Fall-related injuries are a major and growing global health problem. Walking aids are designed to provide stability, but their use has been reported as a major risk factor for falls. However, binary classification of an individual’s use or otherwise of a walking aid (“yes”/”no”) cannot capture the complex patterns of everyday use. As the effectiveness of walking aids in preventing falls is determined by how appropriately they are used, we asked “Are older people putting themselves at risk of falling when using a walking frame?” Using our Smart Walker System we aimed to:
- measure frame use and how stable older people are when using walking frames in home settings, in order to establish a set of benchmark data on walker usage patterns and user stability.
- identify to what extent the Smart Walker data reflects clinical guidance on walking frame use.
- Translate this information into useful clinical knowledge for promotion of safer walking aid use.
Sixteen users were recruited and their usage patterns and amount of body weight supported by their walking frame were analysed for walking in their home environment. Corresponding video allowed for investigation of environmental constraints that impact on their walking aid use. A subset of 10 walking frame users was analysed in terms of stability of the user-device system.
We found that:
- Older people may put themselves at an increased risk of falling when using their walking aids incorrectly, as their stability is reduced when the usage pattern deviates from clinical guidance.
- Walking aid users confirmed the vital role that walking aids play in their daily life, and highlighted a lack of training and guidance in how to use them safely.
- Health care professionals and industry (e.g. NRS Healthcare) highlighted the potential of the Smart Walkers to be used to inform future design of walking aids.
Funder: Dunhill Trust and Innovate UK

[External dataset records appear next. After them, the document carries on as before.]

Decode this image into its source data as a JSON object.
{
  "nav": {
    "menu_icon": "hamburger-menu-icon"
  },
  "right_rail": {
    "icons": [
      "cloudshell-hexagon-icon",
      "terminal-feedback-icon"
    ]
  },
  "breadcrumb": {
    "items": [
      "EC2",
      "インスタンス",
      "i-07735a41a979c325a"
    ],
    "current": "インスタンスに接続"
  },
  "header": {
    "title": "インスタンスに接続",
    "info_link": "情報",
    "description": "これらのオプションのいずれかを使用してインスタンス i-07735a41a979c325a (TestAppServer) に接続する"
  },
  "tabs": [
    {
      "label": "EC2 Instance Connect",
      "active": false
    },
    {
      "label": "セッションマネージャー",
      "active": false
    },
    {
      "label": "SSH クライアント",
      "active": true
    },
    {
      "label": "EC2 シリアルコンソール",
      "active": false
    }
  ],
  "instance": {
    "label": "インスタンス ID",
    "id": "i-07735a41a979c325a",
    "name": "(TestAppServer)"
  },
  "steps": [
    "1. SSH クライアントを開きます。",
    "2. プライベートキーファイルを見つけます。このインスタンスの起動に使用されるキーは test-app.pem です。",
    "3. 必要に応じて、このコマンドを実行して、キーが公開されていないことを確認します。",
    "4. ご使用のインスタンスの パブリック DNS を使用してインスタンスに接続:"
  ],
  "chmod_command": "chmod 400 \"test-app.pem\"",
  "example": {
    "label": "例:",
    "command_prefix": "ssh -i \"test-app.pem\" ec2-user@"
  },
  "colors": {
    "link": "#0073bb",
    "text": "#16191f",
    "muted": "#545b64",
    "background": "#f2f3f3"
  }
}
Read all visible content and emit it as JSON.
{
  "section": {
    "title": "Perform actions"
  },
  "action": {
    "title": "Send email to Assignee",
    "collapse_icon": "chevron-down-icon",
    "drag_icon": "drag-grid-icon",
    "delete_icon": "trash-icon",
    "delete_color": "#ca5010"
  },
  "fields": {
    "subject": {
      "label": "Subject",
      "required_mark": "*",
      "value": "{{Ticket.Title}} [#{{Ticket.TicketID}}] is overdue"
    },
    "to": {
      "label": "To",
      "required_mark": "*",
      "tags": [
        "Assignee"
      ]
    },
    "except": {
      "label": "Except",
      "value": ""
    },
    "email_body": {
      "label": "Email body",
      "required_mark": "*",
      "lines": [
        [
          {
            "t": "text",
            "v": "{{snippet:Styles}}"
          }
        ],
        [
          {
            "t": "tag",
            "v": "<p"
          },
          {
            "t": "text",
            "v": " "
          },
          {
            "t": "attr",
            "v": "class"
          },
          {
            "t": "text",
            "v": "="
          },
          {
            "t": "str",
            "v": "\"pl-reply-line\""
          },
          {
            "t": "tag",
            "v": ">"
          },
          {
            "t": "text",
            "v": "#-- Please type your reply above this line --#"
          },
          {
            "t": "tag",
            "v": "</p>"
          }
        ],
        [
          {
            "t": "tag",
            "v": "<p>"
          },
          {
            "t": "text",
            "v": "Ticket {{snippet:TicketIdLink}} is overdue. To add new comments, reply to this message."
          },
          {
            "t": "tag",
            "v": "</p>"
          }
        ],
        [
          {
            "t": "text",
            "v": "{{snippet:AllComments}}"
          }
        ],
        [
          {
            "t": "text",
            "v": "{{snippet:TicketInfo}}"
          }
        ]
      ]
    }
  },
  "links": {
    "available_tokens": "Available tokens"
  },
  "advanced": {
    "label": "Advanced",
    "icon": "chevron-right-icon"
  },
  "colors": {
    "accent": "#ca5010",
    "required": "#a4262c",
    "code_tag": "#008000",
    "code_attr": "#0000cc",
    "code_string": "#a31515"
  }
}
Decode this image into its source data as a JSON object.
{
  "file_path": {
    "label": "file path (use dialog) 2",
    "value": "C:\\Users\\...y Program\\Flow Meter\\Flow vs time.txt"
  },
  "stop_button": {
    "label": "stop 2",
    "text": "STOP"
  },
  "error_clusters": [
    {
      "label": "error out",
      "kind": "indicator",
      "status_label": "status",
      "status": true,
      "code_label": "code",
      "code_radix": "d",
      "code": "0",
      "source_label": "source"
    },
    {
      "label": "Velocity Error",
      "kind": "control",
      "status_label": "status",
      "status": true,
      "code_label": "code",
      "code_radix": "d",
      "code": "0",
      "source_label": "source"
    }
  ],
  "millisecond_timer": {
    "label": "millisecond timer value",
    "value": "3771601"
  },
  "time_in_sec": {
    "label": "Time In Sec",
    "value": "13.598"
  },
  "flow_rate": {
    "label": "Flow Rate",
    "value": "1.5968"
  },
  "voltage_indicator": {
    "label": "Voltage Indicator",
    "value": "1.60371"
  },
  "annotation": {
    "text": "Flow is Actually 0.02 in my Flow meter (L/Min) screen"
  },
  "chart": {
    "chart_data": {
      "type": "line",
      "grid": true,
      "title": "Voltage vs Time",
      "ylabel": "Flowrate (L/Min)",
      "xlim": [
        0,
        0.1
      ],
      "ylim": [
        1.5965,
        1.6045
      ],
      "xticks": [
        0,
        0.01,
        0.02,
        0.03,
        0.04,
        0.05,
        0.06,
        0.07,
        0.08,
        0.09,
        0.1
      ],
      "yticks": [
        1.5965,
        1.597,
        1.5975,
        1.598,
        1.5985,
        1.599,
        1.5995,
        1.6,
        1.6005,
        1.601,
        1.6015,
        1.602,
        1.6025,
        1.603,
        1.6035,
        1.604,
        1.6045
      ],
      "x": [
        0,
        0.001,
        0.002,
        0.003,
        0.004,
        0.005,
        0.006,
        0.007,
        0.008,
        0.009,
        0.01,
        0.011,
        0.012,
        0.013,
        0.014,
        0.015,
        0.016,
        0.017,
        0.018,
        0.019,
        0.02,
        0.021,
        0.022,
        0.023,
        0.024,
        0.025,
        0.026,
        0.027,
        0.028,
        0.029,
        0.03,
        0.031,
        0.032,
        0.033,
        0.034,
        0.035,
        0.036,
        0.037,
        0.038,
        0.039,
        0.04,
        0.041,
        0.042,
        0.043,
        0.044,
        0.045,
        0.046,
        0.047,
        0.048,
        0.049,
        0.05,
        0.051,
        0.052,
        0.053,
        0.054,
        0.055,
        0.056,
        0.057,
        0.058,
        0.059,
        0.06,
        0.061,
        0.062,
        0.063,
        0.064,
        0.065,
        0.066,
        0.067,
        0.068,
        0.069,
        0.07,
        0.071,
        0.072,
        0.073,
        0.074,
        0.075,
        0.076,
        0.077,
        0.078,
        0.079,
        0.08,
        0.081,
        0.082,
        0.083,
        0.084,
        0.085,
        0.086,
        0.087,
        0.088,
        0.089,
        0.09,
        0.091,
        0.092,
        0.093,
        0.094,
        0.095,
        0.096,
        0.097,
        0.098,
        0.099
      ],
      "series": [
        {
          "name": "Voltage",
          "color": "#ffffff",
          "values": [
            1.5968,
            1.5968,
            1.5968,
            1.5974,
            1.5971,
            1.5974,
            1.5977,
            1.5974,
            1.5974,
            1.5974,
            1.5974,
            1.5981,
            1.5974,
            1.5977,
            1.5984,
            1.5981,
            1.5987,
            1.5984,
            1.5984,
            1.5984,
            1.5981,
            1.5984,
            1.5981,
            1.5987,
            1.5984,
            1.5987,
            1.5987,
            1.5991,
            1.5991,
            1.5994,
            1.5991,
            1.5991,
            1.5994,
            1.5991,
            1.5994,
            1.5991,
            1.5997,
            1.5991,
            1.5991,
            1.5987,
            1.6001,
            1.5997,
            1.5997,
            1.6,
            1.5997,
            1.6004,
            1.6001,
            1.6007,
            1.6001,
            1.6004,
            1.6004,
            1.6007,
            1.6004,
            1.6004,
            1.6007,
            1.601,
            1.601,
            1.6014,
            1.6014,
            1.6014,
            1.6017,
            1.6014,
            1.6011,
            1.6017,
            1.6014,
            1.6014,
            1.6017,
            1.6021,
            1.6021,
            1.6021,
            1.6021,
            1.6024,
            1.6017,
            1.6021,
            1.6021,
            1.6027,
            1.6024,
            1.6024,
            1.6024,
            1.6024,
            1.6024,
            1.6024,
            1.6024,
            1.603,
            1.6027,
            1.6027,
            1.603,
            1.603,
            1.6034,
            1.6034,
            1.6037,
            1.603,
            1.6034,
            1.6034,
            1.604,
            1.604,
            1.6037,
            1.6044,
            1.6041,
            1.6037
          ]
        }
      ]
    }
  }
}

Team: Dr Sibylle Thies, Professor Dave Howard, Professor Malcolm Granat, Professor Laurence Kenney, Dr Rachel Russell, plus collaborators at Oxford Brookes University and AGILE.